Activity - Scan the lines below and report each one containing "title" by copying it.

::: Given entries :::

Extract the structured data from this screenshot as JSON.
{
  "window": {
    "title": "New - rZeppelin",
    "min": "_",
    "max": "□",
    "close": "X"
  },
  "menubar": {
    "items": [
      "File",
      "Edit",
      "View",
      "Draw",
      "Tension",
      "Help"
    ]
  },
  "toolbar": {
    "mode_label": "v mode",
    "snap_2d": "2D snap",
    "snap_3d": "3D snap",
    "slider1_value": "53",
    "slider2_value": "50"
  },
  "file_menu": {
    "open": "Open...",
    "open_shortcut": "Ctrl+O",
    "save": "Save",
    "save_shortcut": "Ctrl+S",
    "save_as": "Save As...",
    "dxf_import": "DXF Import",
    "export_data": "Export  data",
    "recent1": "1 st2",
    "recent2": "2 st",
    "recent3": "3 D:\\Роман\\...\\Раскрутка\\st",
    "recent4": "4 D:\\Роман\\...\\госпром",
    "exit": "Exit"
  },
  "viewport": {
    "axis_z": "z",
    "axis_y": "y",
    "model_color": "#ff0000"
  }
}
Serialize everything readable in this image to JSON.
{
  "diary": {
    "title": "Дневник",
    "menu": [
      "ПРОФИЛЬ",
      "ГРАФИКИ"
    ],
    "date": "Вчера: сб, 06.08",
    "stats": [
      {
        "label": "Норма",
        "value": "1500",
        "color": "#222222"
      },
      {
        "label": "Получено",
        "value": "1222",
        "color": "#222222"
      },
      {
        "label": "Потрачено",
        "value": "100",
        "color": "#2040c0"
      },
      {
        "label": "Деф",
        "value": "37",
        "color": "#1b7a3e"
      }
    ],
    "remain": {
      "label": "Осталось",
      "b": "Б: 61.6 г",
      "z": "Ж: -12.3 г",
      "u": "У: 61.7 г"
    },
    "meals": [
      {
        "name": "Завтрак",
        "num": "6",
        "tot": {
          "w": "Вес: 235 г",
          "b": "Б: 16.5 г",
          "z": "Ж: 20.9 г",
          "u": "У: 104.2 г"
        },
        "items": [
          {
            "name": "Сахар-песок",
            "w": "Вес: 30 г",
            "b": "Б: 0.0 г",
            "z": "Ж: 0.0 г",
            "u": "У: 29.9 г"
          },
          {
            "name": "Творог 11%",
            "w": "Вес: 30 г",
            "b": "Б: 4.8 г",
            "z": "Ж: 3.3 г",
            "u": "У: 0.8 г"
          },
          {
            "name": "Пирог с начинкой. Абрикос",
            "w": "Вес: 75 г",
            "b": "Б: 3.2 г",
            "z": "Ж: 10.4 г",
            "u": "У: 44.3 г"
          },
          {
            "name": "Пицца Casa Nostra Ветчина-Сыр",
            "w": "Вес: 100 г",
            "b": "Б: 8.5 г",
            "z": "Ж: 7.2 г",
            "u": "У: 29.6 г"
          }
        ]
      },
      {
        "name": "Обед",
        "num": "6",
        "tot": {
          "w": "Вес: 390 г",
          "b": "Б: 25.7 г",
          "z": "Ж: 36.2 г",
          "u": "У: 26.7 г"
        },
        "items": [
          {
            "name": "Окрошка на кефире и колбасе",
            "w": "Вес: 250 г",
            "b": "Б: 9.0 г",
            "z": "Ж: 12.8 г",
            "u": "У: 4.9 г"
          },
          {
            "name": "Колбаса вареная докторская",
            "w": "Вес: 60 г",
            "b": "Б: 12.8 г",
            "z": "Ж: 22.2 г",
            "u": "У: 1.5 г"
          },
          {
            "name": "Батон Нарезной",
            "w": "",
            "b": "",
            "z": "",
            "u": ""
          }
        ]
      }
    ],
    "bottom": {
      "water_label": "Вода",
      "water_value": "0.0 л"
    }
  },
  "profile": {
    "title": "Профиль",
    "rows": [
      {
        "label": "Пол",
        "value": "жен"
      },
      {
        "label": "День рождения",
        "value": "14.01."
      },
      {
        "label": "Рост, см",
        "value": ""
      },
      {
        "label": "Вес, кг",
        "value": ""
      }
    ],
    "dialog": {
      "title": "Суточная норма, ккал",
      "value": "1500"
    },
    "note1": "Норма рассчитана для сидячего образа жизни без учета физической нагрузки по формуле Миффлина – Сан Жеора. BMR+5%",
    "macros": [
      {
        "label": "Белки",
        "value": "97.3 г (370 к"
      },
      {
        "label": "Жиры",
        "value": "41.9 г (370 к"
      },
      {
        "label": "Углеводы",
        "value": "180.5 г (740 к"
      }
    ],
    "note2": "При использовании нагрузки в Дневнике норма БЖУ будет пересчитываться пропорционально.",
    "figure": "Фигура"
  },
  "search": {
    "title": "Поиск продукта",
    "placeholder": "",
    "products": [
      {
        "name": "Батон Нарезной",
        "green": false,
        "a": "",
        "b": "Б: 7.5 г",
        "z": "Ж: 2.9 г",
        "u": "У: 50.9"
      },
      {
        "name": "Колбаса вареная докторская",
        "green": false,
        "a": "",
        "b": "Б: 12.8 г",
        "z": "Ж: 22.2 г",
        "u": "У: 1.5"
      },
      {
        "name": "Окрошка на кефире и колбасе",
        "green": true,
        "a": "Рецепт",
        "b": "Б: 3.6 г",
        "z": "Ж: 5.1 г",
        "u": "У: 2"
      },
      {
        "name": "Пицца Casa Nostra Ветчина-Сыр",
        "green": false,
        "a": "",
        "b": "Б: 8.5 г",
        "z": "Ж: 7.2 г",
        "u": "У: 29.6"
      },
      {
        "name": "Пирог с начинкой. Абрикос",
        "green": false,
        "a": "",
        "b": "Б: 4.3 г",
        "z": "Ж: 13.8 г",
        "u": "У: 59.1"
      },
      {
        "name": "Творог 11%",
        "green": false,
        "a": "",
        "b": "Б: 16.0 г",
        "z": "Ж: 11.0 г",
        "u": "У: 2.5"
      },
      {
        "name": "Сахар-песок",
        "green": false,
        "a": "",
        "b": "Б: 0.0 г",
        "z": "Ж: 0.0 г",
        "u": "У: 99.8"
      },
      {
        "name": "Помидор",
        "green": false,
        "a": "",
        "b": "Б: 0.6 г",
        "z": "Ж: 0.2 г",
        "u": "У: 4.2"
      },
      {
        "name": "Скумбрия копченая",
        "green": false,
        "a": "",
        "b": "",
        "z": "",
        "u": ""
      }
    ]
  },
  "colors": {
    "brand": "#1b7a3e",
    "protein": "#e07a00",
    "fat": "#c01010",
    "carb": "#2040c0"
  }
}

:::

Task output -
    "title": "New - rZeppelin",
    "title": "Дневник",
    "title": "Профиль",
      "title": "Суточная норма, ккал",
    "title": "Поиск продукта",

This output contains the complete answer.